About this task>
Go through the listing beneath this task and return every line that carries the string "name".

┏━━

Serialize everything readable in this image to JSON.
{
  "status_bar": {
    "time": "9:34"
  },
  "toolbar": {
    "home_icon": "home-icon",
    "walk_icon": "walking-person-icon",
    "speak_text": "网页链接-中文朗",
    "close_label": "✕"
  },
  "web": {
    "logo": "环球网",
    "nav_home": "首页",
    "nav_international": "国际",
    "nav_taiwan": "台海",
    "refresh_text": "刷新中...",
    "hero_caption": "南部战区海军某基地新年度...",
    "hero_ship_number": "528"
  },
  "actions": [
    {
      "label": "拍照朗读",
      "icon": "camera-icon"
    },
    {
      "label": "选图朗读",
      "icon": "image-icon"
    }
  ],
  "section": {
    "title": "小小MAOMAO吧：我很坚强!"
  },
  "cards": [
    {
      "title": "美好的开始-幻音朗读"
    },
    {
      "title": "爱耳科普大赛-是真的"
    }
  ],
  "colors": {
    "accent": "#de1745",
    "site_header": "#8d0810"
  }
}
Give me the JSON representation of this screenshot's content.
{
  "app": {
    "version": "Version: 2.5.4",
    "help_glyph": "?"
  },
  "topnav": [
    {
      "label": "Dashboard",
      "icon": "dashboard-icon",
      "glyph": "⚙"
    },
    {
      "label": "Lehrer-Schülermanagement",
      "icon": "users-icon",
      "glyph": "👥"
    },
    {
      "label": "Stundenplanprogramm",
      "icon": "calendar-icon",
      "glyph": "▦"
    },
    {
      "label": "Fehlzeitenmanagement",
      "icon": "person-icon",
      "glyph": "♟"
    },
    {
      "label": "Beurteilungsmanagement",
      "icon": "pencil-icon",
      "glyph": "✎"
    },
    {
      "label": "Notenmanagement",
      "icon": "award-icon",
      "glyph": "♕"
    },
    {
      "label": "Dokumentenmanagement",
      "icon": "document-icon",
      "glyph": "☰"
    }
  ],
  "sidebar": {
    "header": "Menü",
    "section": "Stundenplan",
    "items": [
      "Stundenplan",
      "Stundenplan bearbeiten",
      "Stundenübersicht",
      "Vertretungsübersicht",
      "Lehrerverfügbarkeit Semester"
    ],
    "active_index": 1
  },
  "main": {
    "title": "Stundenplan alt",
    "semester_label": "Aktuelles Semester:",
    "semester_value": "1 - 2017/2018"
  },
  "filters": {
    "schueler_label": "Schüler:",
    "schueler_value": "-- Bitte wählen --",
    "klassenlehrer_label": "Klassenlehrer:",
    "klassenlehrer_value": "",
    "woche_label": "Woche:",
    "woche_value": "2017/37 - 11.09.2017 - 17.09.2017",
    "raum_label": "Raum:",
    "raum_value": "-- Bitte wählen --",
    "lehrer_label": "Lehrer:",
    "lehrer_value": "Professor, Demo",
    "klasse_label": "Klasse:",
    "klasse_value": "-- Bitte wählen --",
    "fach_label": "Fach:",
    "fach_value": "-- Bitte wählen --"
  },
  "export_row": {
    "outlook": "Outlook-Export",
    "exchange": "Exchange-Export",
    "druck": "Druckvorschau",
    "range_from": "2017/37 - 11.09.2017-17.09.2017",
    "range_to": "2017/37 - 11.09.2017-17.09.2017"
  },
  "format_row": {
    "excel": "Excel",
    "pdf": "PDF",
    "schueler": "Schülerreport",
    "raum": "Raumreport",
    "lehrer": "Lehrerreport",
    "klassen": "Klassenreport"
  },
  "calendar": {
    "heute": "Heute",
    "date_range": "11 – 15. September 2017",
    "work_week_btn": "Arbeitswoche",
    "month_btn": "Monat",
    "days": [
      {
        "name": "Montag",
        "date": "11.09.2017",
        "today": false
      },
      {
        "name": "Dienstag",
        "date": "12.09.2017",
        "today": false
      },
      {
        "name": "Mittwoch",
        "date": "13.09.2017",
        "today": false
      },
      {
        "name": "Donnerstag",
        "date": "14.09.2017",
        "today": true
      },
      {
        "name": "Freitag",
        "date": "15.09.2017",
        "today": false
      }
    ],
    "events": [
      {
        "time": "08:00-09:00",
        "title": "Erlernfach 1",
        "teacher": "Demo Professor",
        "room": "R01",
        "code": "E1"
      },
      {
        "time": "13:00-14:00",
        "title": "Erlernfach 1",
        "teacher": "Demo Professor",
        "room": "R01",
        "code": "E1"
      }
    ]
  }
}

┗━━

Written answer>
        "name": "Montag",
        "name": "Dienstag",
        "name": "Mittwoch",
        "name": "Donnerstag",
        "name": "Freitag",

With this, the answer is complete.